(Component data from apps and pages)
Content starts

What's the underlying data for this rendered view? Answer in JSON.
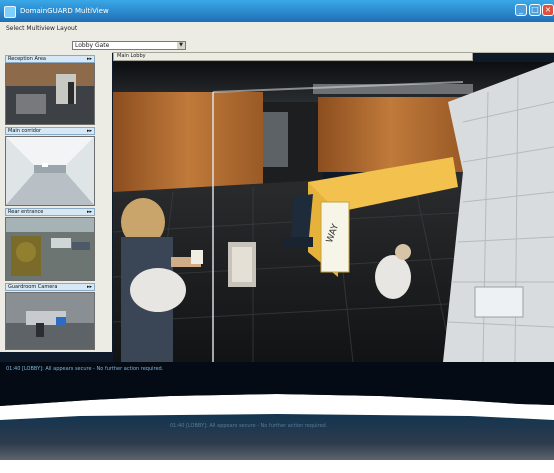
{
  "window": {
    "title": "DomainGUARD MultiView",
    "buttons": {
      "minimize": "_",
      "maximize": "□",
      "close": "×"
    }
  },
  "toolbar": {
    "label": "Select Multiview Layout",
    "select_value": "Lobby Gate"
  },
  "cameras": [
    {
      "label": "Reception Area",
      "control": "▸▸"
    },
    {
      "label": "Main corridor",
      "control": "▸▸"
    },
    {
      "label": "Rear entrance",
      "control": "▸▸"
    },
    {
      "label": "Guardroom Camera",
      "control": "▸▸"
    }
  ],
  "main": {
    "label": "Main Lobby",
    "sign_text": "WAY"
  },
  "status": {
    "text": "01:40 [LOBBY]: All appears secure - No further action required."
  },
  "colors": {
    "title_blue": "#2a8ad0",
    "frame_dark": "#0e1a2a",
    "panel_grey": "#ecebe4",
    "wood": "#b0672c",
    "desk_yellow": "#f2c14e"
  }
}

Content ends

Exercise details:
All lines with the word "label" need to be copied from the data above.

Task result:
    "label": "Select Multiview Layout",
      "label": "Reception Area",
      "label": "Main corridor",
      "label": "Rear entrance",
      "label": "Guardroom Camera",
    "label": "Main Lobby",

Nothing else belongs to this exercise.